LLCN welcomes Dr. Gabrielle Jones, Assistant Professor in Department of Education Studies at UCSD, as our next LLCN Lecture speaker on Monday, April 18th at noon in our lab. Lecture will be in ASL without interpretation.
|Gabrielle Jones, PhD
University of California in San Diego
“Learning to read Chinese from a Deaf lens”
Longstanding beliefs about how children read accentuate the importance of phonological processing in mapping letters to sound. However, when one considers the nature of the script being read, the process can be far more complicated, particularly in the case of an alphabetic script like English (Share, 2008). Cross-cultural reading research reveals alternative modes of processing text that is not entirely phonological.
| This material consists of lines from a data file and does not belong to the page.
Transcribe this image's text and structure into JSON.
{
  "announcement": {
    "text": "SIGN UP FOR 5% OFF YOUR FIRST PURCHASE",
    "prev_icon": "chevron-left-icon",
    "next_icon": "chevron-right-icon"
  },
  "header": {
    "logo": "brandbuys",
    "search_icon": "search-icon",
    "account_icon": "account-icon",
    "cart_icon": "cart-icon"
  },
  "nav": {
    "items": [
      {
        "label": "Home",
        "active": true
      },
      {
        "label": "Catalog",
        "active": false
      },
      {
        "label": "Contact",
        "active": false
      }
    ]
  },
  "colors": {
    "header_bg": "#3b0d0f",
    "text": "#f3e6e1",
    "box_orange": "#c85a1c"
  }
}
Chinese is known for its non-alphabetic script and its greater reliance upon morphological processing (Anderson & Kuo, 2006), visual skills (Ho & Bryant, 1997; Huang & Hanley, 1994; McBride-Chang & Zhong, 2003), and radical awareness- all argued to be essential skills in deciphering the character-based script. Learning to read in China raises some intriguing questions particularly with the exposure of two different types of scripts (Pinyin- alphabetic and characters non-alphabetic). Chinese young children learn Pinyin, an alphabetic script, in the early years of elementary school as a way to standardize the spoken language then are transitioned out of this writing system to the more commonly used Simplified character reading (Shu & Anderson, 2003).
Given these pedagogical traditions, how do deaf children learn to read Chinese given their limited exposure to the spoken language and their varying exposure to Chinese Sign Language? What are the implications of teaching alphabetic and non-alphabetic scripts on the learning to read process for deaf children? Does the visual and semantic structure of Chinese better facilitate reading than a sound-based system like Pinyin or English? Furthermore, we must consider the relationship between the languages in the child’s environment (e.g., a tonal spoken language and a signed language) and the varying scripts (alphabetic and non-alphabetic Chinese).
This qualitative study investigates past and present experiences of Deaf teachers related to the process of learning to read. In childhood, how were they introduced to the scripts and languages? In their current classrooms, what pedagogical practices do they use in teaching deaf children to read? Qualitative data were collected through teacher interviews and classroom observations. The data analysis approach relies upon principles incorporated from Grounded Theory (Bryant & Charmaz, 2007) and reveals the importance of sign language as a visual communicative strategy in teaching reading. The instruction of Pinyin is suggested more as a tool for speech training rather than a prerequisite for learning to read. Engaging in a cross-cultural analysis of deaf children’s reading practices enables researchers and practitioners to better understand the sociocultural and sociolinguistic influences that drive and shape reading instruction. Furthermore, investigating a context where the script is less sound-based allows us to explore just how visual a Deaf reader can be.